Wednesday, September 07, 2011
Rick Perry's Record on the Environment: Is it Bad, or Awful?
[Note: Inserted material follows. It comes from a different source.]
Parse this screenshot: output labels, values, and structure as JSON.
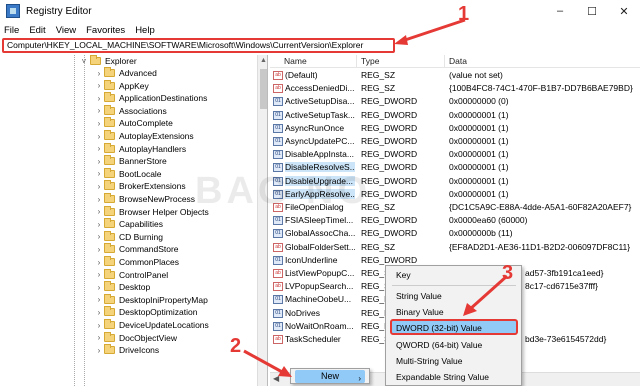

In April 2009 the Environmental Protection Agency announced that it had found that carbon dioxide and several other greenhouse gases, though not pollutants in themselves, were subject to federal regulation under the Clean Air Act, because of the threats they pose to human health via climate change. It was not the sort of finding that Texas governor Rick Perry—long a skeptic, even outright denier, of anthropogenic climate change—was liable to welcome. Still, his response was even less measured than one might have expected: In February 2010, along with the state’s attorney general, he sued the EPA. Since then, several other states have followed Perry’s lead in challenging the EPA’s finding. As signaling devices go, suing the EPA is a pretty serious one, and Perry, who is now the frontrunner for the Republican presidential nomination, is serious about it. There are some respects in which his record as Texas governor has been more moderate than his critics suggest or fear, but the environment is not one of them. Throughout his career as a public official—which has spanned more than 25 years, including more than a decade now as governor—Perry’s record on the environment has seemed pretty unambiguous: He has come out against nearly all environmental regulations. That much is obvious, and it’s unlikely that (or, at least, unclear how) he would deny it...PERRY'S CAMPAIGN AGAINST environmental regulation began more than twenty years ago, when he was running for agriculture commissioner, an office that naturally touches on a lot of stewardship issues. In 1990 the Democratic incumbent, Jim Hightower, had come under fire for his efforts to regulate pesticides; Perry, who was then a member of the Texas House and had recently switched from the Democratic Party to the Republican side, was one of the most vocal critics. Perry hadn’t been considered a strong contender for the job, but, partly due to the backing of Texas’s influential agriculture industry, he upset Hightower in what was one of his closest campaigns to date. As agriculture commissioner, Perry continued his fight for farming interests. Pesticides remained a bugbear. One of his early campaigns against the EPA came in 1994, when the agency was preparing to implement a revised Worker Protection Standard that requires more training and protective equipment; Perry complained that compliance was going to hurt farmers. He also parted ways with the EPA over the Endangered Species Act, which he argued prioritized birds and other animals over the livelihoods and property rights of Texas landowners. Most of Perry’s record on the environment suggests an overarching goal to promote parochial business concerns: His interventions against environmental regulations stemmed from his desire to protect specific industries, rather than from some ideological objection to tree-hugging in general. Perry rarely hesitated, for example, to go to bat for the Texan beef industry. In 1992 he came out against the writer Jeremy Rifkin’s “Beyond Beef Campaign,” a movement calling for people to eat less beef because cows produce methane, which contributes to global warming. “This campaign is not about beef,” harrumphed Perry. “It's about Rifkin's desire to police American stomachs." Four years later, as the mad cow outbreak in Britain triggered a brief wave of panic in the United States, Perry even went so far as to ask the state attorney general to sue Oprah for defaming Texas hamburgers. (She won.) To the extent that there has been a consistent ideological thread running throughout Perry’s career it has been the idea that the federal government shouldn’t interfere with states’ rights...more